The width of the wheel chair ramp is another important
aspect to measure for your design. It is recommended by ADA a minimum of 36
inches in between hand rails. This specific measurement should allow even
manual wheelchairs the ability to fit comfortably. A reminder to measure in
between the closest part of hand rail not at the base otherwise it could cause
a person in wheelchair to hit their elbows on the railing if too close.
Guidelines are put into place by ADA to insure that the utmost safety is guaranteed. If working with a contractor, be sure they are building your ramp to be ADA compliant in order to successfully build and design a ramp with safety in mind. If installing a ramp at a business and is not ADA compliant, you can expect it to lead to fines in future as well. Some of these guidelines include: no- skid surfaces, handrails on both sides for any ramp longer than 6 inches, platforms installed if ramp is over 30 feet, and at least a 2 inch flange on bottom sides of ramp to prevent slipping off.
Two materials that you can choose from when building your
ramp is either wood or metal. Of course with every option, each has their
advantages and disadvantages. In the end, no matter the material you choose a
ramp should be secured strongly to the ground and anti slip surface added.
Taking a closer look at wood ramps, they are typically used in a permanent
setting and if built correctly they can last for many years and add true value
to your home. The surface of the decking is very important to ensure it is non
slip. If ramp is made with a bad type of wood, it will quickly become very
slippery in wet weather for everyone using it not only for the disabled. Make
sure to do your research on companies who produce ADA-compliant composite
materials such as Trex Accents that help increase traction on its surface.
When taking a look at metal for material of choice on your
wheel chair ramps aluminum is a top contender. A primary advantage of metal as
your material is the ease of installation. Some installs can be done in an hour
and also easily removed and transported to a new home if and when needed. If
needing a more complex design, metal ramps are great options for this as well
and can be custom designed with platforms. The overall appearance of a metal

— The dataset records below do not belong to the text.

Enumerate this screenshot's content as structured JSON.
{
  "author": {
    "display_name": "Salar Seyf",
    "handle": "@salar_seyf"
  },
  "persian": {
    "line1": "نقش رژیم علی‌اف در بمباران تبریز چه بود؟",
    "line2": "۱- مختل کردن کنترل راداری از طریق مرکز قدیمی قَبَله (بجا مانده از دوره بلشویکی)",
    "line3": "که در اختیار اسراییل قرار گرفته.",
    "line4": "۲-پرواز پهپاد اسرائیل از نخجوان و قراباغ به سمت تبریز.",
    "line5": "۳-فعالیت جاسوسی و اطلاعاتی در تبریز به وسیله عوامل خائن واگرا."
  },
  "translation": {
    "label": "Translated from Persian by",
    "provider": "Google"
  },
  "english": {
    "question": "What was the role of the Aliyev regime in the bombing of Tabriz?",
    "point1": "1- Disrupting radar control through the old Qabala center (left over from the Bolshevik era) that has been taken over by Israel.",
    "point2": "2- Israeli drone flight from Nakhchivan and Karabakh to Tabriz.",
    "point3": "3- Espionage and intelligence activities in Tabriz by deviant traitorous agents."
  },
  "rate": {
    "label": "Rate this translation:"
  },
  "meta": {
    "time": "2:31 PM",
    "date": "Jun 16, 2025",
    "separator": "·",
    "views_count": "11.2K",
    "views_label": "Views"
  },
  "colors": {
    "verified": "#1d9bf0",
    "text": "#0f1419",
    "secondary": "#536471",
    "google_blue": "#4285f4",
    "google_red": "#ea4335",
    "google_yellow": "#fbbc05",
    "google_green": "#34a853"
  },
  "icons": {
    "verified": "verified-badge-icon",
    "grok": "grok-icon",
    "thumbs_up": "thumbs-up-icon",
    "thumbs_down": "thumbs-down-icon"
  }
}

ramp is much pleasing to your curb appeal but there are some that have been
designed to look less medical looking.
Prebuilt or Custom
There are several companies through medical supply or home improvement stores that can assist when choosing a pre-built ramp that is ready to be installed and can be easier route for many compared to building new from scratch. On the other hand, if deciding to build and design your own wheelchair ramp it can be a cost savings on materials but will take more time than installing a pre- built option. Another great advantage of a custom ramp is that is can fit an individuals needs and overcome any special challenges. Hiring a professional contractor to help with your ramp needs will save you time and make this project much less stressful from start to finish.
Glen Miller the Home Doctor is a licensed general contractor
servicing Livingston County and the surrounding areas. Glen offers a wide range of services
including home maintenance plans, age in place remodeling, kitchen and bathroom
remodeling, finished basements, and hardwood floor refinishing. More information can be found online at https://www.glenmillerthehomedoctor.com/.